In My Tree and In My Pond by Sara Gillingham
Since I shared with you all recently that Jax is starting to read at a rather young age (unexpected, let me assure you), I had so much feedback, including interested moms who wanted to know what it was that I was doing right. Well, other than reading to my kids for at least an hour a day and watching (mostly) educational television, I'm not really sure. I know that Jax has always loved to read; even at Em's age, younger than one year old, he would sit and read for an hour at a time. He has always loved books and learning. He enjoys playing or reading quietly. He's going to grow up to be as big a dork as his mommy some day if he keeps this up!
My only advice is keep reading to your kids, and keep varying your reading material. When I started these book recommendations, I stated that Jax and Em have a library of over 130 books, and I wasn't exaggerating. Although kids love repetition and routine, they also love to learn new things and to acquire new skills. They can't do that reading the same books over and over again. Their vocabulary will grow, their grasp of abstract concepts will happen more naturally, and their grammar will improve with a diverse library at their fingertips. Of course, not everyone has the money or inclination to spend that much time buying books, but going to the library weekly costs nothing and your kids gain so much. Exposure is key, and variety is going to keep everyone's interest peaked.
Em was not a natural reader, although in a match against wills with her mommy over whether or not she would learn to like reading, Mommy won. Mostly because I would have never backed down, but also because I was flexible. She only has certain times of day when she likes to read, usually right after waking up. There is no point in trying to read to a cranky, tired, or hungry baby or toddler. No one wins. Also, I learned quickly to read about what interests her right now, and at ten months, you may wonder that she has a interests, but of course she does. She loves peek-a-boo, so we read lift-the-flap books. She loves looking at herself in the mirror so she loves books with reflectors and pictures of other babies. She wants to touch everything so books with different textures interest her. She may not have her own library card, but she has a point of view (and she isn't afraid to share it!). That is why I love these books, by Sara Gillingham.
In My Tree, In My Nest, In My Den, In My Pond... you get the idea. There are so many different types of animal homes that are chronicled in these books. Gillingham describes what happens inside each animal's home--a tree, a nest, a den, a pond, a meadow, etc. She uses bright patterns and pictures as well as great descriptive language to enhance what are pretty simple phrases throughout the story. But the real reason kids, especially young ones like Em, love these books is because they come with their own puppet.
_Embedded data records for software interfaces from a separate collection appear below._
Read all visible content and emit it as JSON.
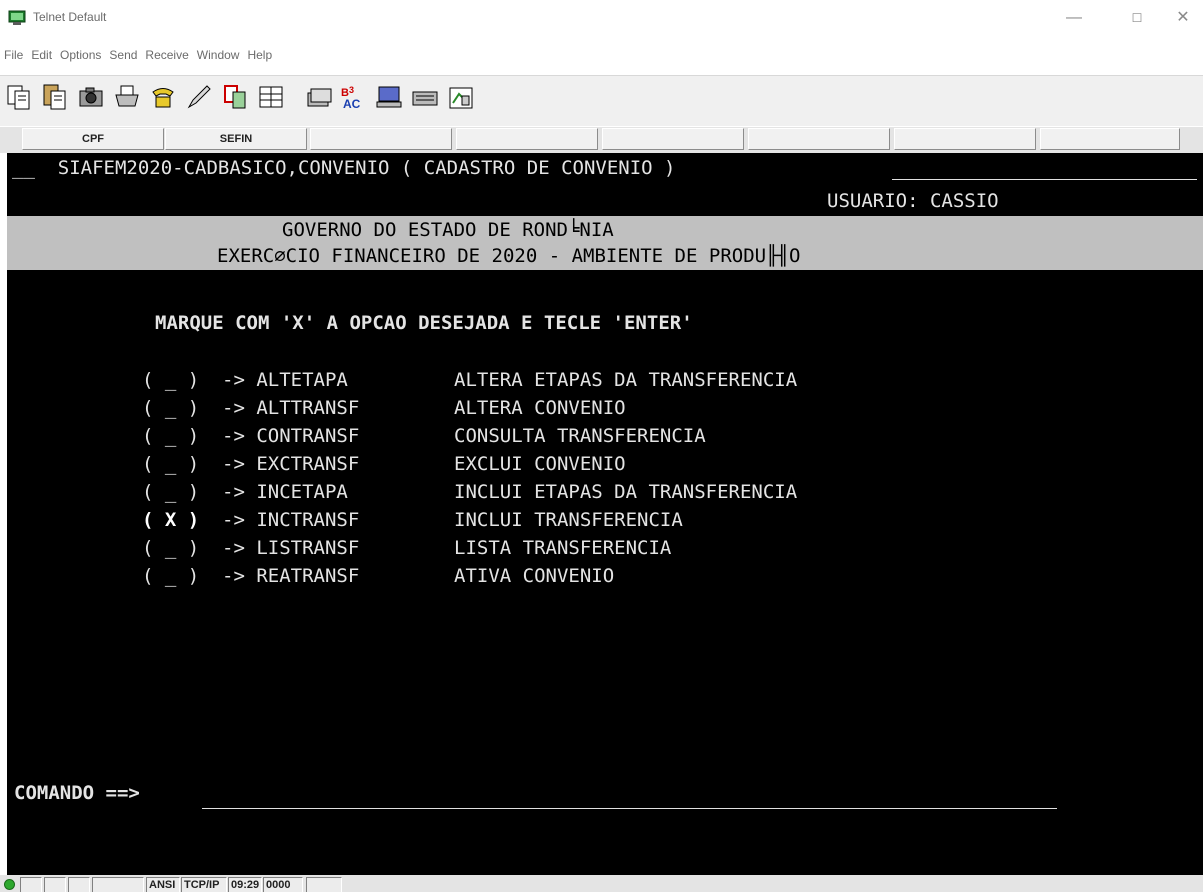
{
  "window": {
    "title": "Telnet Default",
    "minimize": "—",
    "maximize": "☐",
    "close": "✕"
  },
  "menu": [
    "File",
    "Edit",
    "Options",
    "Send",
    "Receive",
    "Window",
    "Help"
  ],
  "toolbar_icons": [
    "copy-icon",
    "paste-icon",
    "camera-icon",
    "print-icon",
    "phone-icon",
    "pen-icon",
    "transfer-icon",
    "keyboard-map-icon",
    "stack-icon",
    "spellcheck-icon",
    "terminal-icon",
    "keyboard-icon",
    "settings-icon"
  ],
  "fkeys": [
    "CPF",
    "SEFIN",
    "",
    "",
    "",
    "",
    "",
    "",
    ""
  ],
  "terminal": {
    "header": "__  SIAFEM2020-CADBASICO,CONVENIO ( CADASTRO DE CONVENIO )",
    "user": "USUARIO: CASSIO",
    "band_line1": "GOVERNO DO ESTADO DE ROND╘NIA",
    "band_line2": "EXERC⌀CIO FINANCEIRO DE 2020 - AMBIENTE DE PRODU╟╢O",
    "instruction": "MARQUE COM 'X' A OPCAO DESEJADA E TECLE 'ENTER'",
    "options": [
      {
        "mark": "( _ )",
        "code": "-> ALTETAPA",
        "desc": "ALTERA ETAPAS DA TRANSFERENCIA"
      },
      {
        "mark": "( _ )",
        "code": "-> ALTTRANSF",
        "desc": "ALTERA CONVENIO"
      },
      {
        "mark": "( _ )",
        "code": "-> CONTRANSF",
        "desc": "CONSULTA TRANSFERENCIA"
      },
      {
        "mark": "( _ )",
        "code": "-> EXCTRANSF",
        "desc": "EXCLUI CONVENIO"
      },
      {
        "mark": "( _ )",
        "code": "-> INCETAPA",
        "desc": "INCLUI ETAPAS DA TRANSFERENCIA"
      },
      {
        "mark": "( X )",
        "code": "-> INCTRANSF",
        "desc": "INCLUI TRANSFERENCIA"
      },
      {
        "mark": "( _ )",
        "code": "-> LISTRANSF",
        "desc": "LISTA TRANSFERENCIA"
      },
      {
        "mark": "( _ )",
        "code": "-> REATRANSF",
        "desc": "ATIVA CONVENIO"
      }
    ],
    "command_label": "COMANDO ==>",
    "command_value": ""
  },
  "status": {
    "mode": "ANSI",
    "protocol": "TCP/IP",
    "time": "09:29",
    "counter": "0000"
  },
  "colors": {
    "terminal_bg": "#000000",
    "terminal_fg": "#e4e4e4",
    "band_bg": "#c0c0c0",
    "led": "#2ea82e"
  }
}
See how the owl pops out of the front of the book? That's because he's a finger puppet, and there's a hole in the back for the reader to slip his finger into. Then owl or fish or bear or bunny bounce around throughout the story, captivating young readers and tricking them into reading a book that maybe wouldn't hold their interest if it was just words. These books are great for your finicky readers, who don't stand a chance against a book that moves and wiggles and gives kisses (well, that's what our puppets do).
My favorite part of the books is how they all wind up happy and safe at home with their family at the end. Jax always points out the Mommy, Daddy, and Baby and usually snuggles the puppet. Ends the book on a good note.
I think I'm going to get Em a copy of In My Meadow for Easter to go along with the bunny theme. I'm sure I won't be disappointed! Neither will you if you pick up any of these engaging stories.
And don't forget to check out past recommendations!